July 1, 2023

Mental health equity for all and how to help close the gap

By: Stephanie A. Patterson, DNP, RN, PMHNP-BC, FNP-BC, BHC

Every July, we celebrate Minority Mental Health Awareness Month. During this time, it is important to remember the challenges met by many historically marginalized individuals, families and vulnerable groups as it relates to appropriate mental health care. Mental health is foundational to overall health and members of these marginalized communities often face unique barriers to care. Mental health continues to be an obstacle for many due to inequities in access to care and the cultural stigma that is often associated with seeking help.

This month is dedicated to increasing awareness and so amplifying the conversation in support of Landmark Health’s commitment to culturally competent mental health care is a top priority.

Grandson sitting on grandfather's shoulders

Five things you can do to support the mental health of patients from diverse cultural backgrounds

1) Create a safe space to talk about mental health and empower patients to share their stories.

2) Attempt to understand each person’s unique cultural background as this helps to break down barriers and build trust.

3) Destigmatize conversations surrounding mental health for the purpose of helping people feel more comfortable discussing their own mental health in a clinical setting.

4) Remain non-judgmental and actively listen to understand what is being said.

5) Provide access to early support, offer culturally appropriate mental health resources, as well as the best care possible to individuals and families seeking help.

Amplifying the mental health equity conversation with a focus on culturally competent care

 We serve, respond to, and support the unique needs of members from diverse cultural backgrounds. This means we have unique opportunities to help improve the trusted relationship that many marginalized communities don’t have with the existing healthcare system. We are committed to advancing mental health equity and creating a health system that works better for everyone. To do that, we strive to ensure that team members reflect the diversity of the people served in the community.

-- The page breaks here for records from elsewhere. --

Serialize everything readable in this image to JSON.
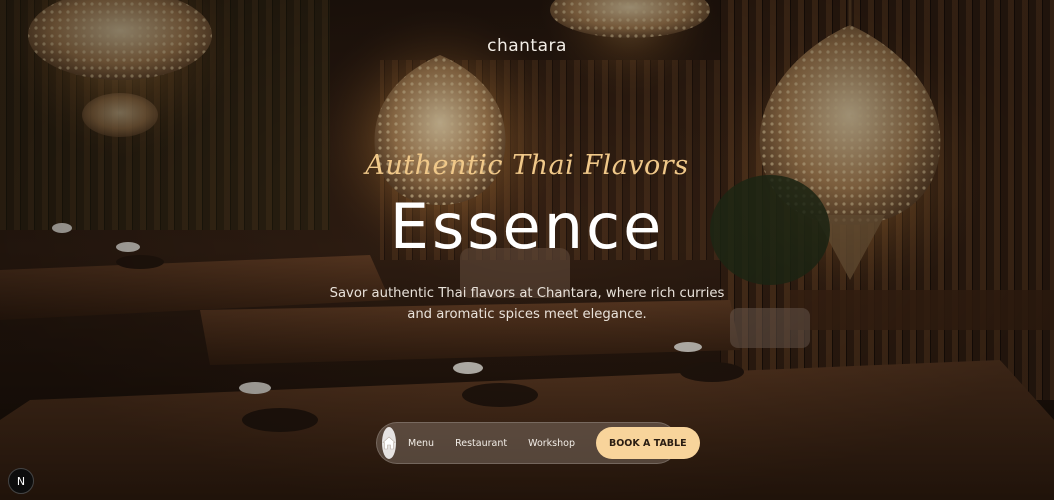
{
  "header": {
    "logo": "chantara"
  },
  "hero": {
    "tagline": "Authentic Thai Flavors",
    "headline": "Essence",
    "description": "Savor authentic Thai flavors at Chantara, where rich curries and aromatic spices meet elegance."
  },
  "nav": {
    "home_icon": "home-icon",
    "items": [
      {
        "label": "Menu"
      },
      {
        "label": "Restaurant"
      },
      {
        "label": "Workshop"
      }
    ],
    "cta": "BOOK A TABLE"
  },
  "badge": {
    "label": "N"
  },
  "colors": {
    "accent": "#f8d49b",
    "tagline": "#f0c889",
    "background": "#1a100a"
  }
}
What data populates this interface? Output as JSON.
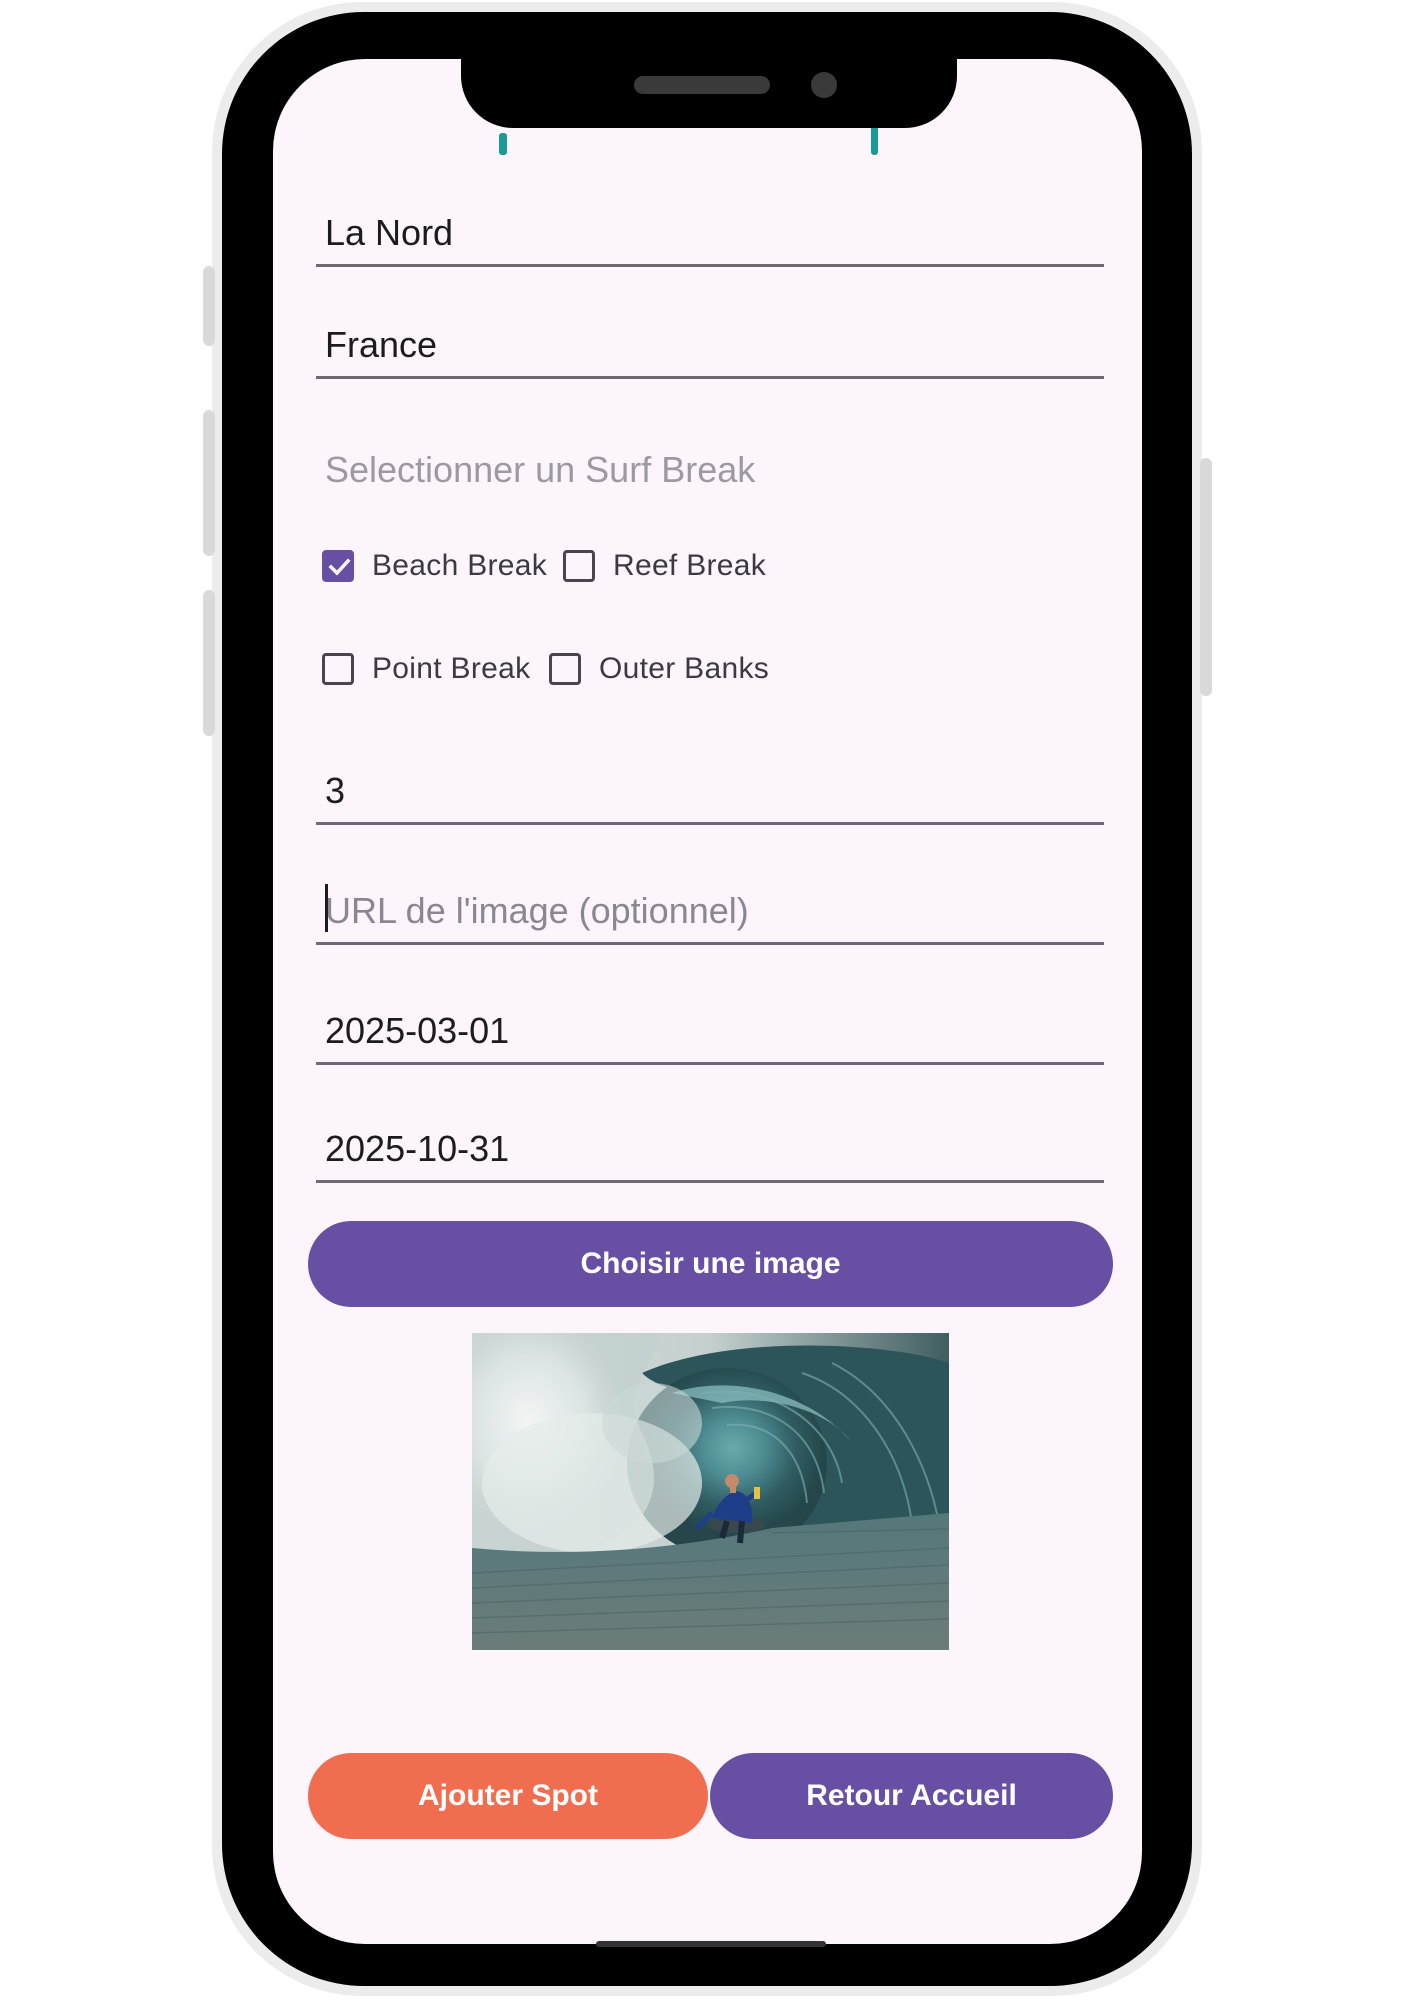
{
  "form": {
    "spot_name": "La Nord",
    "country": "France",
    "surf_break_hint": "Selectionner un Surf Break",
    "surf_breaks": [
      {
        "label": "Beach Break",
        "checked": true
      },
      {
        "label": "Reef Break",
        "checked": false
      },
      {
        "label": "Point Break",
        "checked": false
      },
      {
        "label": "Outer Banks",
        "checked": false
      }
    ],
    "difficulty": "3",
    "image_url_placeholder": "URL de l'image (optionnel)",
    "season_start": "2025-03-01",
    "season_end": "2025-10-31"
  },
  "buttons": {
    "choose_image": "Choisir une image",
    "add_spot": "Ajouter Spot",
    "back_home": "Retour Accueil"
  },
  "colors": {
    "primary": "#6750a4",
    "accent": "#f16d4f",
    "screen_bg": "#fcf5fc",
    "title_teal": "#0c8f8b"
  },
  "preview_image": {
    "icon": "surfer-wave-photo"
  }
}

How Landmark Health’s behavioral health consultant helped “Mr. C”

Mr. C. is a 50-year-old male living in South Los Angeles with multiple chronic health conditions, including congestive heart failure, chronic obstructive pulmonary disease, hypertension, osteoarthritis, gout, chronic hip pain, morbid obesity, chronic kidney disease (stage III), schizoaffective disorder and diabetes (Type II). His Landmark provider referred him to the Landmark Behavioral Health Advanced Practice Clinician Stephanie A. Patterson, DNP, RN, PMHNP-BC, FNP-BC, due to an acute manic episode he was experiencing which was triggered by his recent job loss coupled with a gap in taking his psychotropic medications as prescribed.

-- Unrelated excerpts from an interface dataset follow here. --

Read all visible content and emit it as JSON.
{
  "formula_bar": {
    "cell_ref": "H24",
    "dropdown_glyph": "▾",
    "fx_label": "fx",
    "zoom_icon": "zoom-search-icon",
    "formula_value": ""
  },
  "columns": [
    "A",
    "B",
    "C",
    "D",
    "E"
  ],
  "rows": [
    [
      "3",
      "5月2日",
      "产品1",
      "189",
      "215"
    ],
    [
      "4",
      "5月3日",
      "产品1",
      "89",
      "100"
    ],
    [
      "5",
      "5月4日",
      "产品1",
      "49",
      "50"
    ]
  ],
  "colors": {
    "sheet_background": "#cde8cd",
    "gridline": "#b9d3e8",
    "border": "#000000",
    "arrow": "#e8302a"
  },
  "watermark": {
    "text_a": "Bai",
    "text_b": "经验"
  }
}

Stephanie aided Mr. C. in accessing proper psychotropic medications to target his symptoms and to stabilize his mood. Upon listening to Mr. C.’s voiced concerns, providing education, building trust, and learning more about his needs, Stephanie ensured that he was connected to the Landmark chaplain, Michael DiCarlo, RN; dietician, Armen Hovespian, RDN; and behavioral health care manager, Melissa Gonzalez, LCSW for added support. Team members reached out and supplied integrated health care inclusive of Mr. C.’s medical, behavioral, and social care needs.

Recognizing that care extends beyond Landmark Health, Stephanie reached out to Mr. C.’s primary care provider to ensure that the physician was aware and involved in next steps. The behavioral health team helped facilitate connecting the Mr. C. to a community-based mental health provider to address his long-term mental health needs. This event displayed not only compassion, empathy, and due diligence for Mr. C. but shows how culturally competent care from members of a culturally diverse health care team can reduce psychiatric hospitalizations and improve health outcomes.

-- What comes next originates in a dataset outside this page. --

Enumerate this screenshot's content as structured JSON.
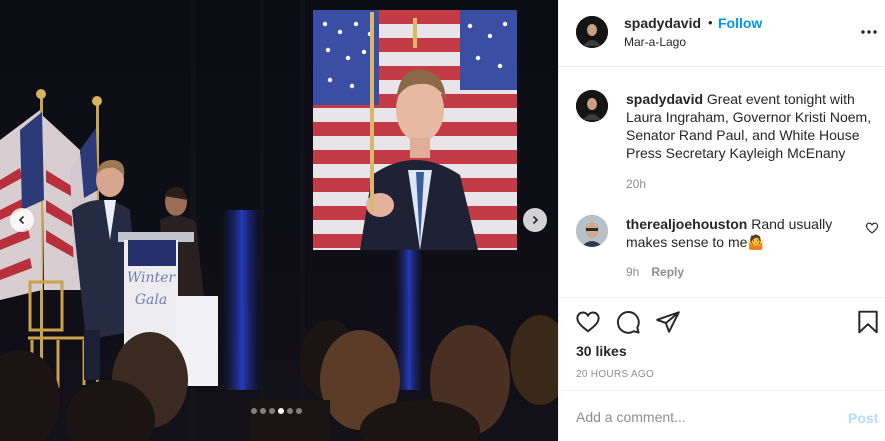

In observance of Minority Mental Health Awareness Month, let us all remember that we are a powerful force in achieving health equity by providing patient-centered culturally appropriate care.

*Patient name changed to protect patient identity.